* [EXERCISE INPUT]:
::::::::
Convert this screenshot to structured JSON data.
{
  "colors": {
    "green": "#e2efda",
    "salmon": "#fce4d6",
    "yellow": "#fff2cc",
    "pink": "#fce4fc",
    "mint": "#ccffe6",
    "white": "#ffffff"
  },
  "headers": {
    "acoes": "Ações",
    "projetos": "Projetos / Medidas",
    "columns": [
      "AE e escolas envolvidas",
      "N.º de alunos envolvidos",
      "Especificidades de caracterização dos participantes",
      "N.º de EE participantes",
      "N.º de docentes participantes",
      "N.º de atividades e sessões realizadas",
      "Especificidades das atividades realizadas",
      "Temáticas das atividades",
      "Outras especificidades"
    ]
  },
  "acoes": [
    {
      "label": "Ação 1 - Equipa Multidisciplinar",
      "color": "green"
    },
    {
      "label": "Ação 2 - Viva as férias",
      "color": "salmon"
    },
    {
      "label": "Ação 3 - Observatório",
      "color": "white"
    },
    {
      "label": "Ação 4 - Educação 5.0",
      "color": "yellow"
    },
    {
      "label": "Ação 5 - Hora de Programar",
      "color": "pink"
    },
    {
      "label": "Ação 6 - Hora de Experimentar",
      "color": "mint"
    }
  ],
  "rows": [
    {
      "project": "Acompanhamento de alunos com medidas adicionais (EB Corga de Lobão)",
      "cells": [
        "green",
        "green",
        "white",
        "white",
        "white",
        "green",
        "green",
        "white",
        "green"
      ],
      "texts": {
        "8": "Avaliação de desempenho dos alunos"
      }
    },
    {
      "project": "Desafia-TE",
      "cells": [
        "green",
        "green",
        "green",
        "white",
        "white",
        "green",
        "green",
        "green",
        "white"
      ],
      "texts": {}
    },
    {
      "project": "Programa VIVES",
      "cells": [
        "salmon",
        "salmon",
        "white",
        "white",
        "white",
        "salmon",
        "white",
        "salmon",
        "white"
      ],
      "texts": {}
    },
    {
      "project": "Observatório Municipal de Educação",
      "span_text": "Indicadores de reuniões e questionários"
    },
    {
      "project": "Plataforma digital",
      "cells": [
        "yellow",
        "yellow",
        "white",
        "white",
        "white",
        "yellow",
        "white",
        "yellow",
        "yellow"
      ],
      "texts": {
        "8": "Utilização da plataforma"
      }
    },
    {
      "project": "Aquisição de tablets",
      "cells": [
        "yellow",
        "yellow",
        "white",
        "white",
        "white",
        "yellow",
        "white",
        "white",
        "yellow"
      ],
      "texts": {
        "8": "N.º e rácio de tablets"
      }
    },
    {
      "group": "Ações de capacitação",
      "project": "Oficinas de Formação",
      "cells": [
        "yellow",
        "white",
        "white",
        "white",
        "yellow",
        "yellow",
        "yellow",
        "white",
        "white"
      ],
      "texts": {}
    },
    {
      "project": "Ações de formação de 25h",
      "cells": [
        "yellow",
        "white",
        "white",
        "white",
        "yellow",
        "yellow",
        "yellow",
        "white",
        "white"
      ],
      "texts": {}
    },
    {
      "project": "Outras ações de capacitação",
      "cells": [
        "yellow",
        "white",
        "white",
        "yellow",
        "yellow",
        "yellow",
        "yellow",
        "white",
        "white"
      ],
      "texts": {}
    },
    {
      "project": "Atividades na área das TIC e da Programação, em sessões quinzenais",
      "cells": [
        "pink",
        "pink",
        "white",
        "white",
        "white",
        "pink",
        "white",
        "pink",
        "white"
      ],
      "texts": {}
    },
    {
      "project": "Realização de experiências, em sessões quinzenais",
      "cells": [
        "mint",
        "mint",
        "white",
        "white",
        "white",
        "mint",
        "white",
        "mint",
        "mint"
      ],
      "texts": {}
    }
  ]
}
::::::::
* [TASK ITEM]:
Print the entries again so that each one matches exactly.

* [ANSWER TO THIS TASK]:
Convert this screenshot to structured JSON data.
{
  "colors": {
    "green": "#e2efda",
    "salmon": "#fce4d6",
    "yellow": "#fff2cc",
    "pink": "#fce4fc",
    "mint": "#ccffe6",
    "white": "#ffffff"
  },
  "headers": {
    "acoes": "Ações",
    "projetos": "Projetos / Medidas",
    "columns": [
      "AE e escolas envolvidas",
      "N.º de alunos envolvidos",
      "Especificidades de caracterização dos participantes",
      "N.º de EE participantes",
      "N.º de docentes participantes",
      "N.º de atividades e sessões realizadas",
      "Especificidades das atividades realizadas",
      "Temáticas das atividades",
      "Outras especificidades"
    ]
  },
  "acoes": [
    {
      "label": "Ação 1 - Equipa Multidisciplinar",
      "color": "green"
    },
    {
      "label": "Ação 2 - Viva as férias",
      "color": "salmon"
    },
    {
      "label": "Ação 3 - Observatório",
      "color": "white"
    },
    {
      "label": "Ação 4 - Educação 5.0",
      "color": "yellow"
    },
    {
      "label": "Ação 5 - Hora de Programar",
      "color": "pink"
    },
    {
      "label": "Ação 6 - Hora de Experimentar",
      "color": "mint"
    }
  ],
  "rows": [
    {
      "project": "Acompanhamento de alunos com medidas adicionais (EB Corga de Lobão)",
      "cells": [
        "green",
        "green",
        "white",
        "white",
        "white",
        "green",
        "green",
        "white",
        "green"
      ],
      "texts": {
        "8": "Avaliação de desempenho dos alunos"
      }
    },
    {
      "project": "Desafia-TE",
      "cells": [
        "green",
        "green",
        "green",
        "white",
        "white",
        "green",
        "green",
        "green",
        "white"
      ],
      "texts": {}
    },
    {
      "project": "Programa VIVES",
      "cells": [
        "salmon",
        "salmon",
        "white",
        "white",
        "white",
        "salmon",
        "white",
        "salmon",
        "white"
      ],
      "texts": {}
    },
    {
      "project": "Observatório Municipal de Educação",
      "span_text": "Indicadores de reuniões e questionários"
    },
    {
      "project": "Plataforma digital",
      "cells": [
        "yellow",
        "yellow",
        "white",
        "white",
        "white",
        "yellow",
        "white",
        "yellow",
        "yellow"
      ],
      "texts": {
        "8": "Utilização da plataforma"
      }
    },
    {
      "project": "Aquisição de tablets",
      "cells": [
        "yellow",
        "yellow",
        "white",
        "white",
        "white",
        "yellow",
        "white",
        "white",
        "yellow"
      ],
      "texts": {
        "8": "N.º e rácio de tablets"
      }
    },
    {
      "group": "Ações de capacitação",
      "project": "Oficinas de Formação",
      "cells": [
        "yellow",
        "white",
        "white",
        "white",
        "yellow",
        "yellow",
        "yellow",
        "white",
        "white"
      ],
      "texts": {}
    },
    {
      "project": "Ações de formação de 25h",
      "cells": [
        "yellow",
        "white",
        "white",
        "white",
        "yellow",
        "yellow",
        "yellow",
        "white",
        "white"
      ],
      "texts": {}
    },
    {
      "project": "Outras ações de capacitação",
      "cells": [
        "yellow",
        "white",
        "white",
        "yellow",
        "yellow",
        "yellow",
        "yellow",
        "white",
        "white"
      ],
      "texts": {}
    },
    {
      "project": "Atividades na área das TIC e da Programação, em sessões quinzenais",
      "cells": [
        "pink",
        "pink",
        "white",
        "white",
        "white",
        "pink",
        "white",
        "pink",
        "white"
      ],
      "texts": {}
    },
    {
      "project": "Realização de experiências, em sessões quinzenais",
      "cells": [
        "mint",
        "mint",
        "white",
        "white",
        "white",
        "mint",
        "white",
        "mint",
        "mint"
      ],
      "texts": {}
    }
  ]
}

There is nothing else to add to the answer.